EXERCISE —
Reproduce each entry exactly as it reads. Leave the images out.

RECORDS FOR THE EXERCISE —
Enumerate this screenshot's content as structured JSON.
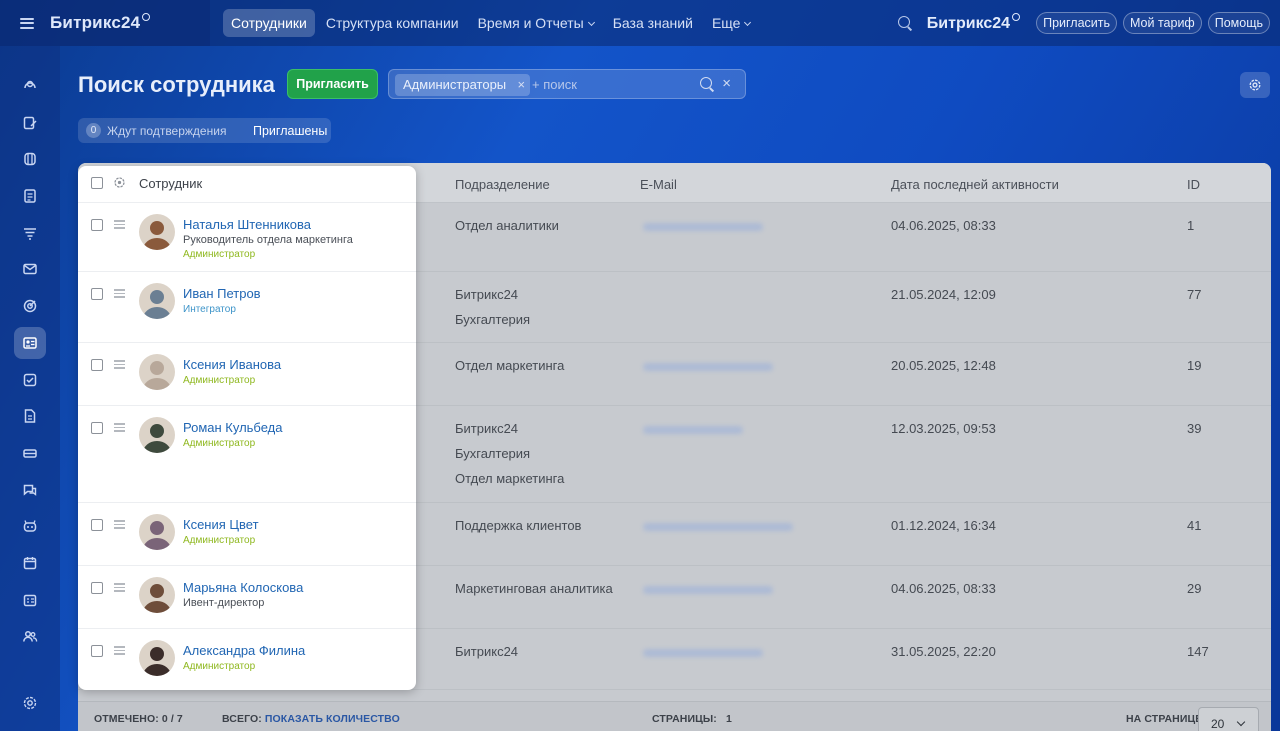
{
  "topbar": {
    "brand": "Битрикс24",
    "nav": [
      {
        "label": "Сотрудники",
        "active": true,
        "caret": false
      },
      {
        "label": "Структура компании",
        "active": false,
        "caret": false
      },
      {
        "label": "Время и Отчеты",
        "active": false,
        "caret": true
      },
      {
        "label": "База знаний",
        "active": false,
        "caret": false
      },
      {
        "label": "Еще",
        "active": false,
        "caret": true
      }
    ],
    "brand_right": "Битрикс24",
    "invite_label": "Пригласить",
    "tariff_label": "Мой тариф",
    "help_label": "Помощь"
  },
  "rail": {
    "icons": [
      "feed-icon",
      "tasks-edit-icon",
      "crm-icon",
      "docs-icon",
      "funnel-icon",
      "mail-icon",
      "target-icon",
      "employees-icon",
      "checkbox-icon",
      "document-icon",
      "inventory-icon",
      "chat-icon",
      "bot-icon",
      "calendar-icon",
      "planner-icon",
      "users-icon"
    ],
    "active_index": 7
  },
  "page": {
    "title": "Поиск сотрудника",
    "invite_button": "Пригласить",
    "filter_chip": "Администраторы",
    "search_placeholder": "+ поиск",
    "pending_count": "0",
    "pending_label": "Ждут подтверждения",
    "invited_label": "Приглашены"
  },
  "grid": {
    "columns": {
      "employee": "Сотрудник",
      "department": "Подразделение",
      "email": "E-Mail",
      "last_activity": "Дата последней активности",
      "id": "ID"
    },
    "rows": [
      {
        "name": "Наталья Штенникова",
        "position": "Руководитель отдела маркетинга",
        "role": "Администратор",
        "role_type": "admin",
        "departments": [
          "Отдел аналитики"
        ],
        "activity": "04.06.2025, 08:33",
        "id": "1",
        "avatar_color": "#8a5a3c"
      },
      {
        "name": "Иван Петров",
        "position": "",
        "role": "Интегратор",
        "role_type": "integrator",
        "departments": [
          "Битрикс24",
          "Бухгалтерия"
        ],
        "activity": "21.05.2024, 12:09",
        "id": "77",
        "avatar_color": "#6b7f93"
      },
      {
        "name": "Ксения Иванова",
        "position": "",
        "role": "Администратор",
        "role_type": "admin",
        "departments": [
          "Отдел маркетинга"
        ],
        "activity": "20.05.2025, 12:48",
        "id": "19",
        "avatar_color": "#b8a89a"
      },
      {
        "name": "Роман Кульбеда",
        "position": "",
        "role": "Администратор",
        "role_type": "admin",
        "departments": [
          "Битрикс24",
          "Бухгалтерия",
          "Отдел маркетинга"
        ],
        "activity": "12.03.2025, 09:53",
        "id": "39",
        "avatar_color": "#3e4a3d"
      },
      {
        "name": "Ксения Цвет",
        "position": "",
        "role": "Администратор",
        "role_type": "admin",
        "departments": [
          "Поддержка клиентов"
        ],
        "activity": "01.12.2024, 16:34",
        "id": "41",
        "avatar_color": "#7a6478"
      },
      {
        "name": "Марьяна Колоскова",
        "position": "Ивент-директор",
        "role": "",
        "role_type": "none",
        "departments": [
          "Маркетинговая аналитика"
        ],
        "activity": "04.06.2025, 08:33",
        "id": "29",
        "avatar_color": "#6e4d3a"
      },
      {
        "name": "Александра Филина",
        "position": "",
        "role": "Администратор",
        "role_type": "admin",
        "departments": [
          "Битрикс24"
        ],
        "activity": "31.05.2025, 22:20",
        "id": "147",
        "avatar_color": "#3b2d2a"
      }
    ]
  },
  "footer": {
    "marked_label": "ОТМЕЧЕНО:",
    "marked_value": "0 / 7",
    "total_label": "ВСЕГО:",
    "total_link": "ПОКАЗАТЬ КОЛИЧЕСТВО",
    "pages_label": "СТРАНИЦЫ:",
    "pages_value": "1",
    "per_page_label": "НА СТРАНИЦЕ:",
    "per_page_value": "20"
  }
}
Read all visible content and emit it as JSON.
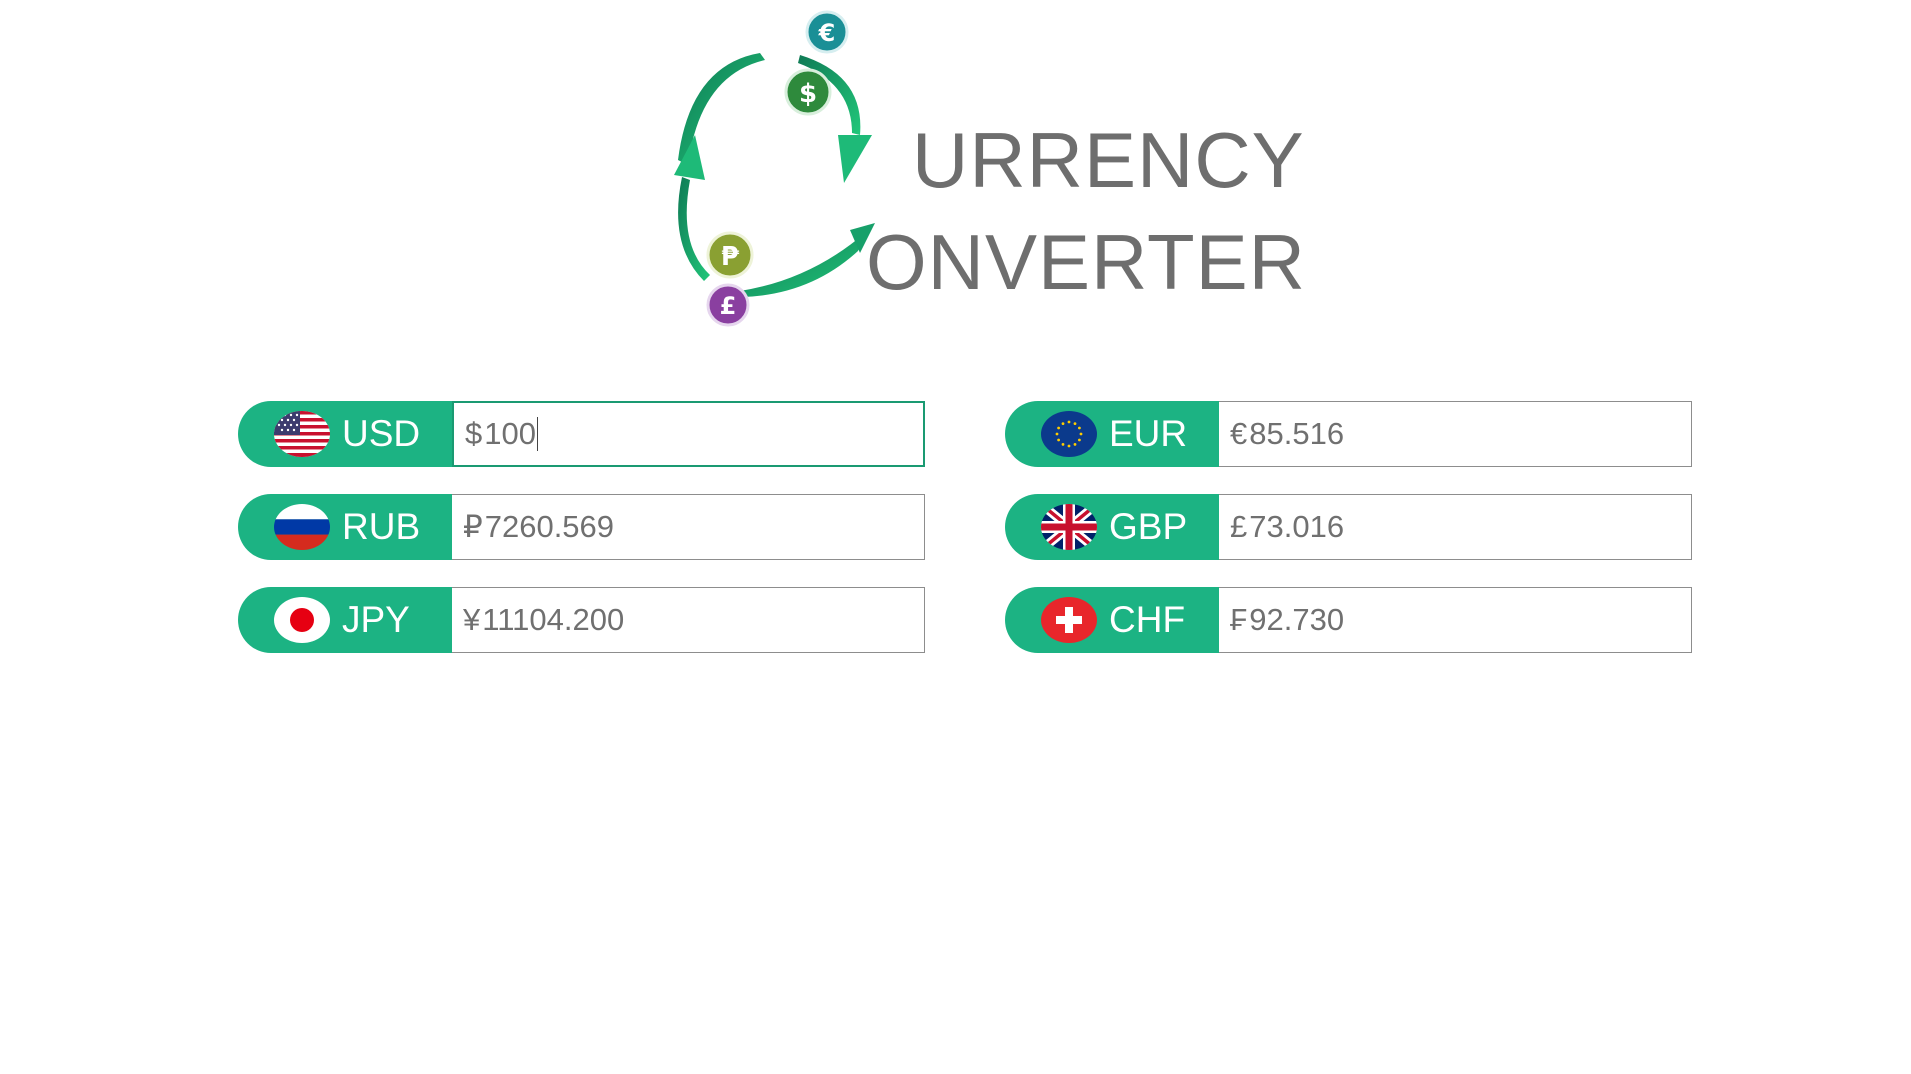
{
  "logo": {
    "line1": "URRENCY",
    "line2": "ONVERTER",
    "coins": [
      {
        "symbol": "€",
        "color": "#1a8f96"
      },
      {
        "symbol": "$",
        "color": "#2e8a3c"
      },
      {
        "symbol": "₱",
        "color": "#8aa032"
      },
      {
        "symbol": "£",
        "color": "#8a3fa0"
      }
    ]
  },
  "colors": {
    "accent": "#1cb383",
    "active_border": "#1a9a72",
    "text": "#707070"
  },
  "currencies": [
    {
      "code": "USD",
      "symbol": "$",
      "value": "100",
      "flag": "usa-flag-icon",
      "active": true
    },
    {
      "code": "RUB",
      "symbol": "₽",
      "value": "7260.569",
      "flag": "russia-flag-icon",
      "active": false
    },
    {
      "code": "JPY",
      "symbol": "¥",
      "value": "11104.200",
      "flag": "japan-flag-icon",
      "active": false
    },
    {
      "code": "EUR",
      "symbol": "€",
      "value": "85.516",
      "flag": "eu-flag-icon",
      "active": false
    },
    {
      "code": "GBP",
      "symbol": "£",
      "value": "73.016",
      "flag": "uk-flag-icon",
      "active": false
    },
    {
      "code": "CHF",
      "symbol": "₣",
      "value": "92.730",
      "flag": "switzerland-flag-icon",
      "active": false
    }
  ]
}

EXERCISE ANSWER —
Enumerate this screenshot's content as structured JSON.
{
  "topbar": {
    "brand": "Битрикс24",
    "nav": [
      {
        "label": "Сотрудники",
        "active": true,
        "caret": false
      },
      {
        "label": "Структура компании",
        "active": false,
        "caret": false
      },
      {
        "label": "Время и Отчеты",
        "active": false,
        "caret": true
      },
      {
        "label": "База знаний",
        "active": false,
        "caret": false
      },
      {
        "label": "Еще",
        "active": false,
        "caret": true
      }
    ],
    "brand_right": "Битрикс24",
    "invite_label": "Пригласить",
    "tariff_label": "Мой тариф",
    "help_label": "Помощь"
  },
  "rail": {
    "icons": [
      "feed-icon",
      "tasks-edit-icon",
      "crm-icon",
      "docs-icon",
      "funnel-icon",
      "mail-icon",
      "target-icon",
      "employees-icon",
      "checkbox-icon",
      "document-icon",
      "inventory-icon",
      "chat-icon",
      "bot-icon",
      "calendar-icon",
      "planner-icon",
      "users-icon"
    ],
    "active_index": 7
  },
  "page": {
    "title": "Поиск сотрудника",
    "invite_button": "Пригласить",
    "filter_chip": "Администраторы",
    "search_placeholder": "+ поиск",
    "pending_count": "0",
    "pending_label": "Ждут подтверждения",
    "invited_label": "Приглашены"
  },
  "grid": {
    "columns": {
      "employee": "Сотрудник",
      "department": "Подразделение",
      "email": "E-Mail",
      "last_activity": "Дата последней активности",
      "id": "ID"
    },
    "rows": [
      {
        "name": "Наталья Штенникова",
        "position": "Руководитель отдела маркетинга",
        "role": "Администратор",
        "role_type": "admin",
        "departments": [
          "Отдел аналитики"
        ],
        "activity": "04.06.2025, 08:33",
        "id": "1",
        "avatar_color": "#8a5a3c"
      },
      {
        "name": "Иван Петров",
        "position": "",
        "role": "Интегратор",
        "role_type": "integrator",
        "departments": [
          "Битрикс24",
          "Бухгалтерия"
        ],
        "activity": "21.05.2024, 12:09",
        "id": "77",
        "avatar_color": "#6b7f93"
      },
      {
        "name": "Ксения Иванова",
        "position": "",
        "role": "Администратор",
        "role_type": "admin",
        "departments": [
          "Отдел маркетинга"
        ],
        "activity": "20.05.2025, 12:48",
        "id": "19",
        "avatar_color": "#b8a89a"
      },
      {
        "name": "Роман Кульбеда",
        "position": "",
        "role": "Администратор",
        "role_type": "admin",
        "departments": [
          "Битрикс24",
          "Бухгалтерия",
          "Отдел маркетинга"
        ],
        "activity": "12.03.2025, 09:53",
        "id": "39",
        "avatar_color": "#3e4a3d"
      },
      {
        "name": "Ксения Цвет",
        "position": "",
        "role": "Администратор",
        "role_type": "admin",
        "departments": [
          "Поддержка клиентов"
        ],
        "activity": "01.12.2024, 16:34",
        "id": "41",
        "avatar_color": "#7a6478"
      },
      {
        "name": "Марьяна Колоскова",
        "position": "Ивент-директор",
        "role": "",
        "role_type": "none",
        "departments": [
          "Маркетинговая аналитика"
        ],
        "activity": "04.06.2025, 08:33",
        "id": "29",
        "avatar_color": "#6e4d3a"
      },
      {
        "name": "Александра Филина",
        "position": "",
        "role": "Администратор",
        "role_type": "admin",
        "departments": [
          "Битрикс24"
        ],
        "activity": "31.05.2025, 22:20",
        "id": "147",
        "avatar_color": "#3b2d2a"
      }
    ]
  },
  "footer": {
    "marked_label": "ОТМЕЧЕНО:",
    "marked_value": "0 / 7",
    "total_label": "ВСЕГО:",
    "total_link": "ПОКАЗАТЬ КОЛИЧЕСТВО",
    "pages_label": "СТРАНИЦЫ:",
    "pages_value": "1",
    "per_page_label": "НА СТРАНИЦЕ:",
    "per_page_value": "20"
  }
}
Read all visible content and emit it as JSON.
{
  "logo": {
    "line1": "URRENCY",
    "line2": "ONVERTER",
    "coins": [
      {
        "symbol": "€",
        "color": "#1a8f96"
      },
      {
        "symbol": "$",
        "color": "#2e8a3c"
      },
      {
        "symbol": "₱",
        "color": "#8aa032"
      },
      {
        "symbol": "£",
        "color": "#8a3fa0"
      }
    ]
  },
  "colors": {
    "accent": "#1cb383",
    "active_border": "#1a9a72",
    "text": "#707070"
  },
  "currencies": [
    {
      "code": "USD",
      "symbol": "$",
      "value": "100",
      "flag": "usa-flag-icon",
      "active": true
    },
    {
      "code": "RUB",
      "symbol": "₽",
      "value": "7260.569",
      "flag": "russia-flag-icon",
      "active": false
    },
    {
      "code": "JPY",
      "symbol": "¥",
      "value": "11104.200",
      "flag": "japan-flag-icon",
      "active": false
    },
    {
      "code": "EUR",
      "symbol": "€",
      "value": "85.516",
      "flag": "eu-flag-icon",
      "active": false
    },
    {
      "code": "GBP",
      "symbol": "£",
      "value": "73.016",
      "flag": "uk-flag-icon",
      "active": false
    },
    {
      "code": "CHF",
      "symbol": "₣",
      "value": "92.730",
      "flag": "switzerland-flag-icon",
      "active": false
    }
  ]
}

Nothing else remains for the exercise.